How long will it take to recoup the investment in self-generated electricity?
The time it takes to recoup the investment in self-generated electricity varies widely based on several factors. As a rough guideline, payback periods for self-generated electricity projects can vary from several years to a decade or more.
Depending on the factors mentioned above and the scale of your system, solar panels will likely have a payback period between five to ten years, while other systems might have shorter or longer payback periods.
What are the environmental benefits of self-generated electricity?
Self-generated electricity helps to contribute to a more sustainable world, and has the following benefits:
- Reduced greenhouse gas emissions — Generating electricity from renewable sources like solar, wind, and hydropower produces little to no direct greenhouse gas emissions. This significantly reduces the carbon dioxide and other pollutants that contribute to climate change and global warming.
- Lower carbon footprint — By relying on clean energy sources, businesses can significantly reduce their carbon footprint, which is the total amount of greenhouse gas emissions produced throughout their operations. The lower your carbon footprint, the better it is for the environment.
- Improved air quality — Self-generated electricity from renewables doesn't release pollutants that worsen air quality, such as sulfur dioxide, nitrogen oxides, and particulate matter. This leads to cleaner air, better public health, and reduced respiratory illnesses.
- Biodiversity protection — Some conventional energy production methods, like fossil fuel extraction, can harm ecosystems and threaten biodiversity. Renewable energy projects, when properly designed and sited, have a lower impact on habitats and ecosystems, helping to protect biodiversity.
- Conservation of natural resources — Self-generated electricity relies on renewable resources like sunlight, wind, and water, which are naturally replenished over time. This reduces the pressure on finite fossil fuel resources and helps conserve natural resources for future generations.
- Adaption to climate change measures — The shift to self-generated clean energy contributes to global efforts towards climate change. As businesses transition to renewable energy sources, they help reduce the devastating effects of climate-related events like more frequent and intense heatwaves, storms, and rising sea levels.
Are there any regulations in place in the UK when generating your own electricity?
Yes, there are regulations and policies in place in the UK for businesses and individuals generating their own electricity.
The UK government has established a framework to promote renewable energy generation, energy efficiency, and sustainable practices. These regulations aim to ensure safety, grid compatibility, environmental protection, and fair compensation for energy produced — meaning you can sell electricity back to the grid.
Some of the most common include:
- Feed-in Tariffs (FiTs) — The Feed-in Tariff scheme, which was closed to new applicants on March 31, 2019, provided financial incentives for businesses, households, and communities generating renewable electricity. People were paid for the electricity they generated, even if they used it themselves, and for any excess energy exported to the grid.
- Smart Export Guarantee (SEG) — Introduced on January 1, 2020, the SEG replaced the FiT. This scheme is offered by larger energy suppliers and gives payments to households and businesses for extra electricity they export to the grid. The rates are determined by the suppliers and can vary.

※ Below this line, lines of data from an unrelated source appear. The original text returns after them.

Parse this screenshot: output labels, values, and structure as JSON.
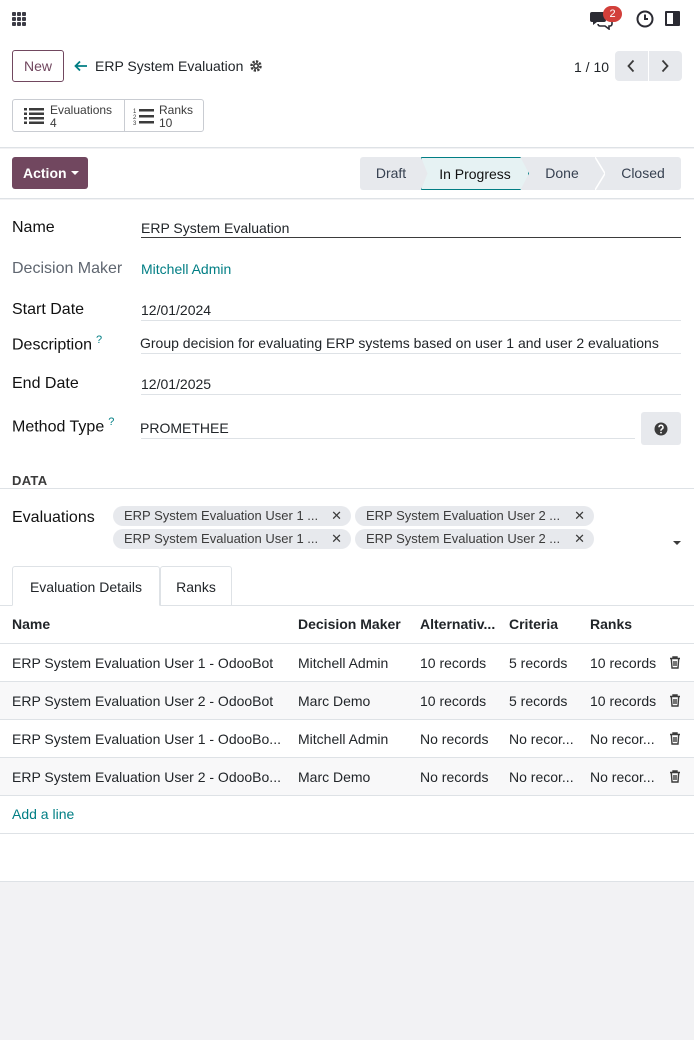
{
  "topbar": {
    "chat_badge": "2",
    "icons": [
      "apps-icon",
      "chat-icon",
      "clock-icon",
      "panel-icon"
    ]
  },
  "control": {
    "new_label": "New",
    "breadcrumb": "ERP System Evaluation",
    "pager": "1 / 10"
  },
  "smart_buttons": [
    {
      "label": "Evaluations",
      "count": "4",
      "icon": "list-icon"
    },
    {
      "label": "Ranks",
      "count": "10",
      "icon": "ordered-list-icon"
    }
  ],
  "status": {
    "action_label": "Action",
    "stages": [
      "Draft",
      "In Progress",
      "Done",
      "Closed"
    ],
    "current": "In Progress"
  },
  "form": {
    "name_label": "Name",
    "name_value": "ERP System Evaluation",
    "decision_maker_label": "Decision Maker",
    "decision_maker_value": "Mitchell Admin",
    "start_date_label": "Start Date",
    "start_date_value": "12/01/2024",
    "description_label": "Description",
    "description_value": "Group decision for evaluating ERP systems based on user 1 and user 2 evaluations",
    "end_date_label": "End Date",
    "end_date_value": "12/01/2025",
    "method_type_label": "Method Type",
    "method_type_value": "PROMETHEE",
    "tooltip_mark": "?"
  },
  "data_section": {
    "title": "DATA",
    "evaluations_label": "Evaluations",
    "tags": [
      "ERP System Evaluation User 1 ...",
      "ERP System Evaluation User 2 ...",
      "ERP System Evaluation User 1 ...",
      "ERP System Evaluation User 2 ..."
    ]
  },
  "tabs": [
    "Evaluation Details",
    "Ranks"
  ],
  "table": {
    "headers": [
      "Name",
      "Decision Maker",
      "Alternativ...",
      "Criteria",
      "Ranks"
    ],
    "rows": [
      [
        "ERP System Evaluation User 1 - OdooBot",
        "Mitchell Admin",
        "10 records",
        "5 records",
        "10 records"
      ],
      [
        "ERP System Evaluation User 2 - OdooBot",
        "Marc Demo",
        "10 records",
        "5 records",
        "10 records"
      ],
      [
        "ERP System Evaluation User 1 - OdooBo...",
        "Mitchell Admin",
        "No records",
        "No recor...",
        "No recor..."
      ],
      [
        "ERP System Evaluation User 2 - OdooBo...",
        "Marc Demo",
        "No records",
        "No recor...",
        "No recor..."
      ]
    ],
    "add_line": "Add a line"
  },
  "colors": {
    "primary": "#71475f",
    "link": "#017e84",
    "badge": "#d23f3a"
  }
}
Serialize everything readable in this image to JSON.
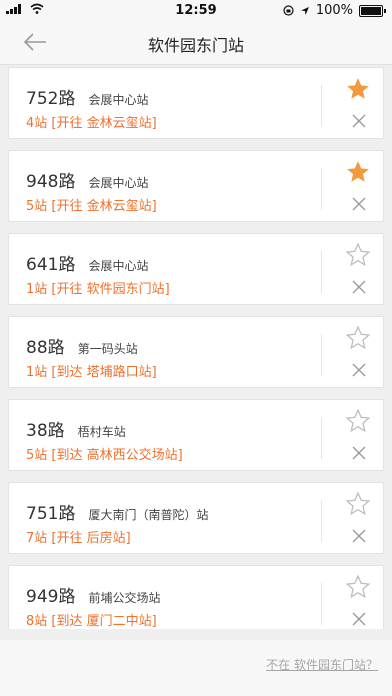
{
  "status_bar": {
    "time": "12:59",
    "battery": "100%"
  },
  "nav": {
    "title": "软件园东门站"
  },
  "routes": [
    {
      "name": "752路",
      "direction": "会展中心站",
      "status": "4站 [开往 金林云玺站]",
      "favorite": true
    },
    {
      "name": "948路",
      "direction": "会展中心站",
      "status": "5站 [开往 金林云玺站]",
      "favorite": true
    },
    {
      "name": "641路",
      "direction": "会展中心站",
      "status": "1站 [开往 软件园东门站]",
      "favorite": false
    },
    {
      "name": "88路",
      "direction": "第一码头站",
      "status": "1站 [到达 塔埔路口站]",
      "favorite": false
    },
    {
      "name": "38路",
      "direction": "梧村车站",
      "status": "5站 [到达 高林西公交场站]",
      "favorite": false
    },
    {
      "name": "751路",
      "direction": "厦大南门（南普陀）站",
      "status": "7站 [开往 后房站]",
      "favorite": false
    },
    {
      "name": "949路",
      "direction": "前埔公交场站",
      "status": "8站 [到达 厦门二中站]",
      "favorite": false
    }
  ],
  "footer": {
    "link": "不在 软件园东门站？"
  },
  "colors": {
    "accent": "#f0702c",
    "star_filled": "#f39a3c",
    "star_outline": "#bdbdbd"
  }
}
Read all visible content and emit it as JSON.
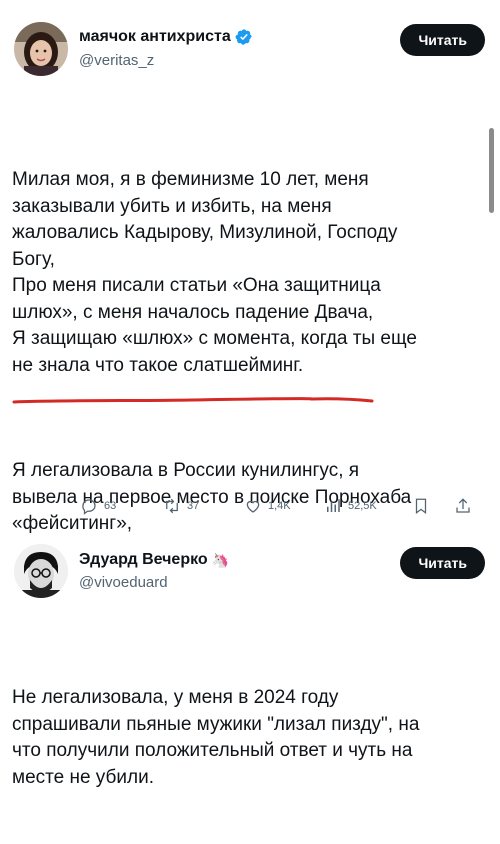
{
  "tweet1": {
    "name": "маячок антихриста",
    "handle": "@veritas_z",
    "follow_label": "Читать",
    "paragraph1": "Милая моя, я в феминизме 10 лет, меня\nзаказывали убить и избить, на меня\nжаловались Кадырову, Мизулиной, Господу\nБогу,\nПро меня писали статьи «Она защитница\nшлюх», с меня началось падение Двача,\nЯ защищаю «шлюх» с момента, когда ты еще\nне знала что такое слатшейминг.",
    "paragraph2": "Я легализовала в России кунилингус, я\nвывела на первое место в поиске Порнохаба\n«фейситинг»,",
    "stats": {
      "replies": "63",
      "retweets": "37",
      "likes": "1,4K",
      "views": "52,5K"
    }
  },
  "tweet2": {
    "name": "Эдуард Вечерко",
    "name_emoji": "🦄",
    "handle": "@vivoeduard",
    "follow_label": "Читать",
    "text": "Не легализовала, у меня в 2024 году\nспрашивали пьяные мужики \"лизал пизду\", на\nчто получили положительный ответ и чуть на\nместе не убили."
  },
  "colors": {
    "verified": "#1d9bf0",
    "muted_text": "#536471",
    "button_bg": "#0f1419",
    "underline": "#d42a25"
  }
}
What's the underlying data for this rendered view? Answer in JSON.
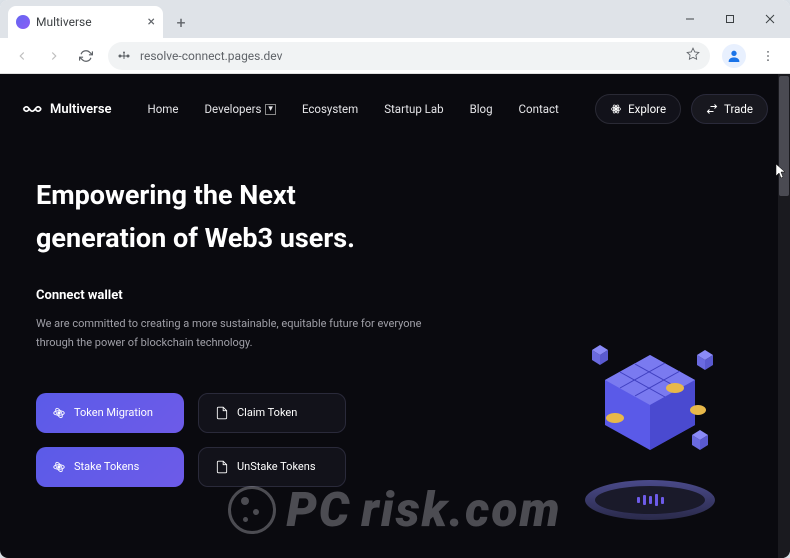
{
  "browser": {
    "tab_title": "Multiverse",
    "url": "resolve-connect.pages.dev"
  },
  "logo": {
    "text": "Multiverse"
  },
  "nav": {
    "home": "Home",
    "developers": "Developers",
    "ecosystem": "Ecosystem",
    "startup_lab": "Startup Lab",
    "blog": "Blog",
    "contact": "Contact"
  },
  "actions": {
    "explore": "Explore",
    "trade": "Trade"
  },
  "hero": {
    "title_line1": "Empowering the Next",
    "title_line2": "generation of Web3 users.",
    "subheading": "Connect wallet",
    "body": "We are committed to creating a more sustainable, equitable future for everyone through the power of blockchain technology."
  },
  "cta": {
    "token_migration": "Token Migration",
    "claim_token": "Claim Token",
    "stake_tokens": "Stake Tokens",
    "unstake_tokens": "UnStake Tokens"
  },
  "watermark": {
    "text1": "PC",
    "text2": "risk.com"
  }
}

Get your business set with Bionic
We know not all businesses will be able to install renewable energy systems, but those who do may be able to get some relief from green taxes.
If you need more advice on renewables or help understanding business energy, head over to our energy guide pages for more information. Or, get in touch today with the Bionic team to compare your business energy needs, including electricity and gas. Just enter your business postcode in the sidebar to the right to get started.